Besides learning the rules of poker, it is important to understand how to read your opponents. This will help you win more money and make better decisions. The most common way to read another player is by watching their betting patterns. If a player bets frequently, you can assume they are holding strong cards, whereas if a player folds often, they probably have weak ones.
In poker, players place an ante before being dealt their cards and then begin betting. The amount a player bets is up to them, but it is usually in the best interest of a new player to raise their bet, as this will force others to fold. When the betting is done, all of the players must show their hands and the player with the highest-ranking hand wins.
One of the most important skills in poker is knowing which hands to play and which to fold. A lot of people will try to play every hand they get, but this is a surefire way to lose money. Unless you have two aces or a full house, it is generally best to fold your hand.
It is also important to know how to play a good hand when you have it. Top poker players will fast-play their strong hands, which means that they will bet heavily and quickly. This will build the pot and chase off other players that might have a better hand.
If you are unsure about a particular hand, it is always a good idea to consult a poker strategy book or video. These resources will provide you with a comprehensive list of all the different poker hands and what their odds of winning are. In addition, they will provide you with tips on playing each hand and what the most effective betting strategies are.
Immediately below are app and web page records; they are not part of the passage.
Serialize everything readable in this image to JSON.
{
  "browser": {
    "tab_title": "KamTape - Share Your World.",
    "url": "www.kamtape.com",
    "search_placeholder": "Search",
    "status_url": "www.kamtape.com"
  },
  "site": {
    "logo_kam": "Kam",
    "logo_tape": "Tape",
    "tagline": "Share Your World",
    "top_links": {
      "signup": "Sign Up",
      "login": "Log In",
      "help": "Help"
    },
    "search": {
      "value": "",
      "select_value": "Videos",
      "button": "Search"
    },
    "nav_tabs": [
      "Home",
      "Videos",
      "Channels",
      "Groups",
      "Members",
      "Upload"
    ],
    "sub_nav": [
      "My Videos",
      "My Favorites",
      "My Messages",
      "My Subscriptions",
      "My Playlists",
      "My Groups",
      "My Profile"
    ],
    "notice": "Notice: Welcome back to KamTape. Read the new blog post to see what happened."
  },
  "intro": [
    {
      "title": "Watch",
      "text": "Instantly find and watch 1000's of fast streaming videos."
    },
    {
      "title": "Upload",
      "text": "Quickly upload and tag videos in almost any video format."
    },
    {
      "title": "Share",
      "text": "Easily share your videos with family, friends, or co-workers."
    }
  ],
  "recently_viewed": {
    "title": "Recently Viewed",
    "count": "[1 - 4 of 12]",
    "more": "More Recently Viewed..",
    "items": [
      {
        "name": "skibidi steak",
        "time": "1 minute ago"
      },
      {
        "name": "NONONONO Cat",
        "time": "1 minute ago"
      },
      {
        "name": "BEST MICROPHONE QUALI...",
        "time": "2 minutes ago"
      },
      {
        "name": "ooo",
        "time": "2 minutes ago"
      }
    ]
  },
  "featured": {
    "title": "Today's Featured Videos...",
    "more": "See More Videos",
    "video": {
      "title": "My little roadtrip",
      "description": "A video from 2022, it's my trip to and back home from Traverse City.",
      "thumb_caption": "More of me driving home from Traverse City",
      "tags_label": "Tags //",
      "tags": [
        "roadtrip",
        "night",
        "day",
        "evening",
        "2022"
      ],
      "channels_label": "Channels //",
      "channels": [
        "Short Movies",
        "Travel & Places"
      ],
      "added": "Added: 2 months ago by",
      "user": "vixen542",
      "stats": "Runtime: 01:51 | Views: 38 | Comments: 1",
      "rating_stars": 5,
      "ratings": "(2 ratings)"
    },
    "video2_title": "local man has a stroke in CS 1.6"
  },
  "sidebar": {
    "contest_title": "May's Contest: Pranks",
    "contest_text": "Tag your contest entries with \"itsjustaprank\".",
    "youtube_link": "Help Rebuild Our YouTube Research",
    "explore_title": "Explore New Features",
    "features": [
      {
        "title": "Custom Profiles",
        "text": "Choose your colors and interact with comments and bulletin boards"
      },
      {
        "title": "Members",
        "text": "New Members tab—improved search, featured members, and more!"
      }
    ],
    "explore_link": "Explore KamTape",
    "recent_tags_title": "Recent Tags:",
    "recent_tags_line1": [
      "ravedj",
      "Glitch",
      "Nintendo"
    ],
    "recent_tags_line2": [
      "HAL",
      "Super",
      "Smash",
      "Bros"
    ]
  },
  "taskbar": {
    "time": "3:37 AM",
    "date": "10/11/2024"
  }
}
A good poker player must be committed to learning and improving their game. This requires a lot of dedication and attention, especially during long poker sessions. It is also crucial for a poker player to be in the best physical condition possible. This will allow them to play for longer periods of time with more focus and intensity. It will also help them to avoid putting themselves in stressful situations that could lead to bad poker decisions. Finally, a skilled poker player will be able to choose and participate in the most profitable games. This will require a great deal of research, but it is well worth the effort in order to maximize their profits.